Much of the rest of the world — governments and parliaments of 29 countries up to last year — have recognized the Armenian Genocide. For 20 years, The Independent has regularly referred to the Armenian Holocaust — with a capital ‘H’, the very same word (‘Shoah’ in Hebrew) used by many ordinary Israelis to describe the slaughter. But not the Americans.
Last year, Russian President Vladimir Putin, whose Sukhoi jet had of course not yet been shot down by the Turks, attended the official genocide memorial day in the Armenian capital of Yerevan, declaring the genocide a fact of history — to the fury of the Turks — while President Obama skulked in Washington, still too fearful of offending his NATO ally whose airbases — ironically built, in many cases, on lands stolen from murdered Armenians — were so important to the US Air Force which was already supposedly destroying Isis.
All in all, then a pretty mess.

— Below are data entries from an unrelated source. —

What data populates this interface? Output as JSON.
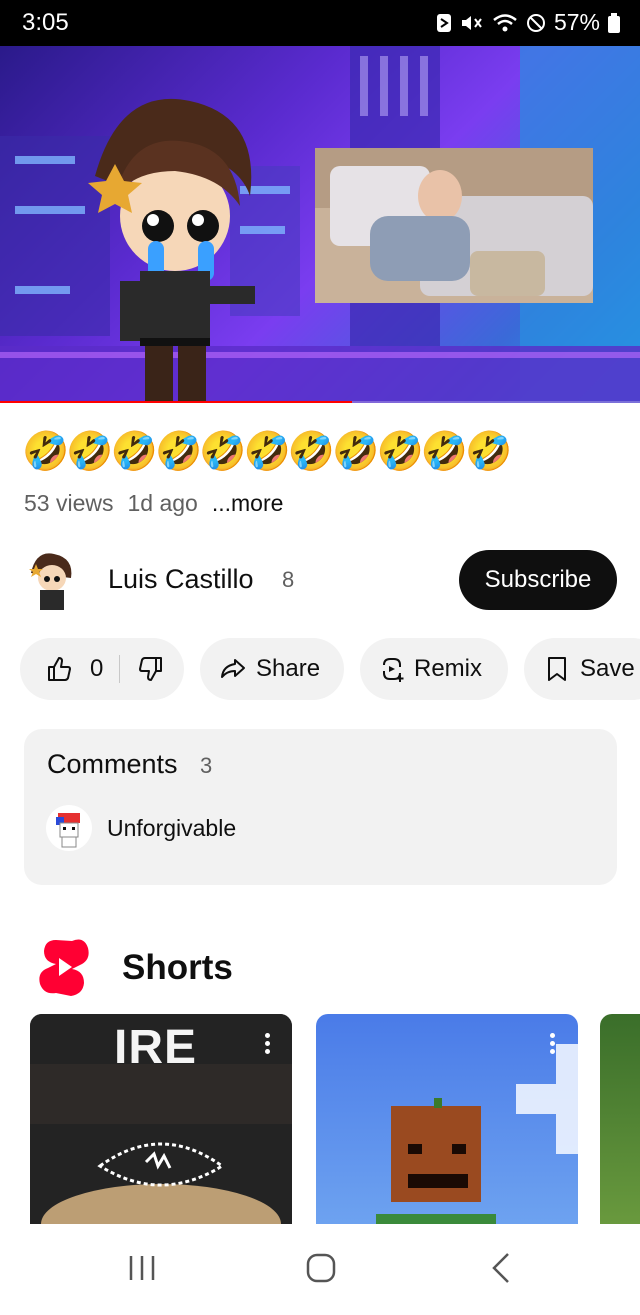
{
  "status_bar": {
    "time": "3:05",
    "battery": "57%"
  },
  "video": {
    "progress": 0.55
  },
  "title": "🤣🤣🤣🤣🤣🤣🤣🤣🤣🤣🤣",
  "meta": {
    "views": "53 views",
    "age": "1d ago",
    "more": "...more"
  },
  "channel": {
    "name": "Luis Castillo",
    "subscriber_count": "8",
    "subscribe_label": "Subscribe"
  },
  "actions": {
    "like_count": "0",
    "share_label": "Share",
    "remix_label": "Remix",
    "save_label": "Save"
  },
  "comments": {
    "title": "Comments",
    "count": "3",
    "first_comment_author": "Unforgivable"
  },
  "shorts": {
    "title": "Shorts",
    "cards": [
      {
        "overlay_text": "IRE"
      },
      {
        "overlay_text": ""
      }
    ]
  },
  "colors": {
    "accent_red": "#ff0000",
    "dark": "#0f0f0f",
    "pill_bg": "#f2f2f2",
    "meta_gray": "#606060"
  }
}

Kerry tells us that Isis is “genocidal by self-proclamation, by ideology and by actions…” as if the destruction of the Armenian people in 1915 was not — and is perfectly happy to label the dark forces of the ‘Islamic Caliphate’ as genocidal themselves — which they clearly are. But it raises another frightful question. Since we know that Isis sells Syrian and Iraqi oil to the Turks — Russian bomber pilots have seen miles of Isis oil convoys running to the horizon towards Turkey — and since Turkish journalists have been imprisoned for reporting on secret Turkish arms transfers to Islamists in Syria — the Americans are, in effect, blaming Isis for the genocide of a hundred thousand or more human beings while being too frightened to label the Armenian massacres of a million and a half souls as genocide lest it offend Isis’ sinister chums in Turkey.
It’s not difficult to accuse the bad guys of genocide — Colin Powell had no problem over Darfur in 2004 — but shouldn’t we stand up to the real bullies who prevent us honoring the memory of those million and a half Christians who were treated just as Isis treats the Yazidis and Christians and Shia today: the Turkish government and the Turkish army and the Turkish institutes of state? And all this at a time when an increasing number of brave Turks are themselves acknowledging the Turkish genocide of 1915?
Forget it: 75 million visas to Turkey in response to their $3-billion European bailout to block those refugees is enough to keep the Armenian mass graves of 1915 well and truly closed. Just ask John Kerry.
(This column originally appeared in the March 26 edition of The Independent, where Robert Fisk is a columnist.)